A five-game, first-round knockout of the mighty Detroit Red Wings signaled that the Preds were worthy of their Stanley Cup hype. But somewhat astonishingly, they went out in five games one round later to a team that plays a similar, stifling style except with less talent. Talk about being force-fed your own medicine and then kicked in the stomach when swallowing.

"Yeah without a doubt," Weber said. "The teams play a similar style of hockey. I don't think we did play our style early in the series, they took advantage and we dug ourselves a big hole."

What happened to the Predators team that looked so dominant for most of the regular season?

Some will argue that Poile's late-season additions changed chemistry.

"I think we had a great group in here, just as good as we've had in the past," Weber said, disagreeing with that notion. "It definitely wasn't the case [of the additions hurting the team]. We didn't accomplish what we thought we could have. It's due in part to a great team in Phoenix, and don't discredit them at all. They deserve to be going on and they're going to do well."

It's always easy to be an arm-chair quarterback after the fact. Let me ask you this: Had Poile not added any bodies to his contending roster, would he not have been hammered for not doing anything to help put his team over the top?

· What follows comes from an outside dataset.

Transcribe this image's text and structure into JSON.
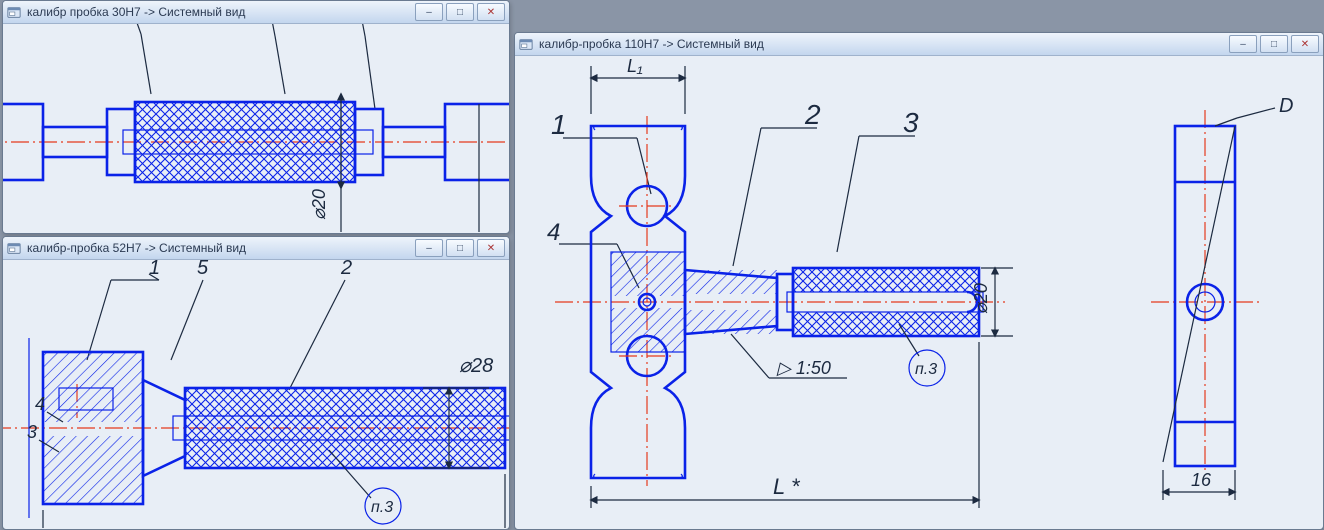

"I don't regret anything," Poile said. "First of all, it was fun. To a man, we all felt we had a legitimate chance to compete with anyone. It was an exciting time, from the trading deadline on, with the additions that we made. It's what you're supposed to do. You're supposed to try and compete. In previous years, we weren't able to do that either because our club wasn't good enough or our ownership wasn't in a position to allow us to do that. Like I said, I don't regret anything. It's a real good sign of where our ownership is and where our franchise is an the ability that we'll have going forward to continue to do things."

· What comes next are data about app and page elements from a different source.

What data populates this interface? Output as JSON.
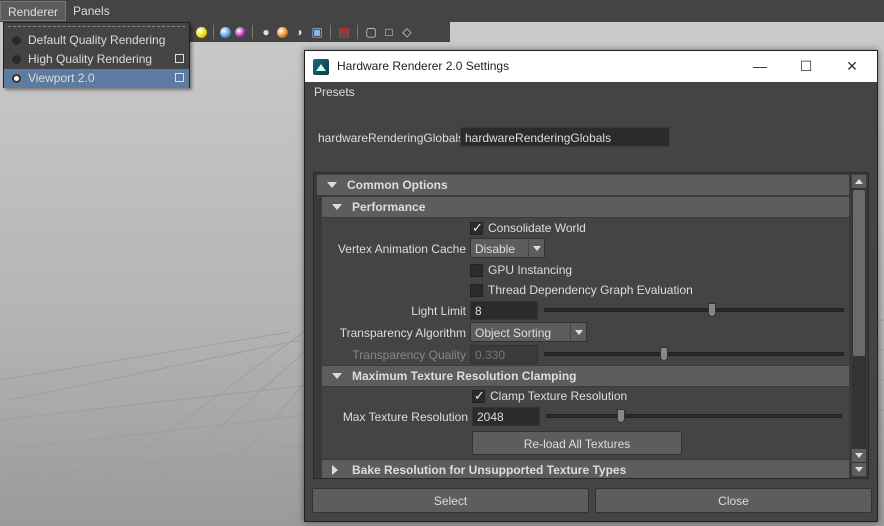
{
  "menubar": {
    "items": [
      {
        "label": "Renderer"
      },
      {
        "label": "Panels"
      }
    ]
  },
  "toolbar": {
    "icons": [
      "yellow-sphere-icon",
      "blue-sphere-icon",
      "purple-sphere-icon",
      "light-icon",
      "orange-light-icon",
      "shadow-icon",
      "texture-icon",
      "select-icon",
      "cube-icon",
      "isolate-icon",
      "graph-icon"
    ],
    "colors": {
      "yellow": "#e8e000",
      "blue": "#5aa0e0",
      "purple": "#a030a0"
    }
  },
  "renderer_menu": {
    "items": [
      {
        "label": "Default Quality Rendering",
        "selected": false,
        "option_box": false
      },
      {
        "label": "High Quality Rendering",
        "selected": false,
        "option_box": true
      },
      {
        "label": "Viewport 2.0",
        "selected": true,
        "option_box": true
      }
    ],
    "highlight_color": "#5d7aa1"
  },
  "window": {
    "title": "Hardware Renderer 2.0 Settings",
    "controls": {
      "minimize": "—",
      "maximize": "☐",
      "close": "✕"
    },
    "presets_label": "Presets",
    "globals_label": "hardwareRenderingGlobals:",
    "globals_value": "hardwareRenderingGlobals",
    "sections": {
      "common": "Common Options",
      "performance": "Performance",
      "max_texture": "Maximum Texture Resolution Clamping",
      "bake": "Bake Resolution for Unsupported Texture Types"
    },
    "performance": {
      "consolidate_world": {
        "label": "Consolidate World",
        "checked": true
      },
      "vertex_cache": {
        "label": "Vertex Animation Cache",
        "value": "Disable"
      },
      "gpu_instancing": {
        "label": "GPU Instancing",
        "checked": false
      },
      "thread_dep": {
        "label": "Thread Dependency Graph Evaluation",
        "checked": false
      },
      "light_limit": {
        "label": "Light Limit",
        "value": "8",
        "slider_fraction": 0.56
      },
      "transparency_algorithm": {
        "label": "Transparency Algorithm",
        "value": "Object Sorting"
      },
      "transparency_quality": {
        "label": "Transparency Quality",
        "value": "0.330",
        "slider_fraction": 0.4,
        "enabled": false
      }
    },
    "max_texture": {
      "clamp": {
        "label": "Clamp Texture Resolution",
        "checked": true
      },
      "max_res": {
        "label": "Max Texture Resolution",
        "value": "2048",
        "slider_fraction": 0.25
      },
      "reload_button": "Re-load All Textures"
    },
    "buttons": {
      "select": "Select",
      "close": "Close"
    }
  }
}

Hal Gill was solid after coming over from Montreal, a good leader in the room and an excellent shot blocker and penalty killer. Paul Gaustad was decent in a fourth-line role, winning his share of faceoffs, but hardly worth a first-rounder. Andrei Kostitsyn showed a lot of promise early on, as did Radulov after coming over from Russia in March.

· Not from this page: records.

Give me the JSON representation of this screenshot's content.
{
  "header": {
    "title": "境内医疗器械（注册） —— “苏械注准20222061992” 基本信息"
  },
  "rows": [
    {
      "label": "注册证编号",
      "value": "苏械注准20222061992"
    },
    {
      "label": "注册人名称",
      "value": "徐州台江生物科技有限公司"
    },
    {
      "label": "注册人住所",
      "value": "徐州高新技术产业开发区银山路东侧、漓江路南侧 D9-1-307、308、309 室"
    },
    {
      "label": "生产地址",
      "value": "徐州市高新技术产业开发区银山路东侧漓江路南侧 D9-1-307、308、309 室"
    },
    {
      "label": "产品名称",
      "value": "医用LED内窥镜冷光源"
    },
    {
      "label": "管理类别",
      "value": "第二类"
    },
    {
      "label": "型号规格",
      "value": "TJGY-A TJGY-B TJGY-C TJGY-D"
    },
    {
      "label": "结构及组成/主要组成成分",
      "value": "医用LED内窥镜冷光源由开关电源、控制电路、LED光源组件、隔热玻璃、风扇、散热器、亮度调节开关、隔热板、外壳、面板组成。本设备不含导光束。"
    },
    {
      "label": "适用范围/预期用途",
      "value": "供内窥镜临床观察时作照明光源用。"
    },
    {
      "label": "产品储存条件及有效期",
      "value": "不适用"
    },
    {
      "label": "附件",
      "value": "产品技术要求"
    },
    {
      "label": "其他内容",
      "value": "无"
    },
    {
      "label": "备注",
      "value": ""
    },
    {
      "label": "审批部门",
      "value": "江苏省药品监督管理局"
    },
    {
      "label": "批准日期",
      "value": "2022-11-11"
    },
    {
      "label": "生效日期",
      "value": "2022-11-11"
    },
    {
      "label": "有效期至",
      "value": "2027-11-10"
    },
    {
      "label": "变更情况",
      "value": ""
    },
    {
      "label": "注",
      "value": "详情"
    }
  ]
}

But whether anyone will ever admit it or not, Radulov and Kostitsyn never really fit in, on or off the ice. They showed horrible judgment in breaking a team curfew on the eve of Game 2, even if they were not drinking, as they claim.

That mini soap opera was a distraction to the Predators. It may be that the Coyotes would have won this series anyway, but that certainly exacerbated things.

Radulov becomes a restricted free agent July 1, while Kostitsyn will be unrestricted. I highly doubt either player will be back in a Predators uniform next season.

The real concern for Predators fans is the future of the star-studded, blue-line tandem of Suter and Weber. Neither player, understandably, were in the mood Monday night to think about their futures.

"I have no idea," Weber said. "Right now is really not the time to think about it. This is all going to sink in. It's still weird. Coming to the rink tomorrow, we're not going to be coming to play. We're done. Let's let this settle in."

As a UFA, Suter can call his own shots. As an RFA, the captain Weber has less leverage. But if Suter leaves town, there's always the possibility Weber decides not to sign a long-term extension, which would force the Predators' hand. Trade him this summer when his value is still high, or let him walk out the door a year from now when he's an UFA?

A tough summer is ahead.

"We'll have to see," Poile said. "There's certain things that the club has rights to under the CBA and there's certain things that we don't. It's a free world for some players. We have to hope and believe that what we've done this year and the growth of our franchise, whether it's a player like Suter who's an unrestricted free agent, that he sees that commitment and he wants to play with us and play for us. That he wants to play with Shea Weber as his partner and Shea wants to play [for the Predators] in the future. That's why we signed Pekka Rinne and that's why we've been trying to sign these guys. We're going to have to see what we can do."

Big decisions loom in Nashville. And a bit too soon for the Predators' liking.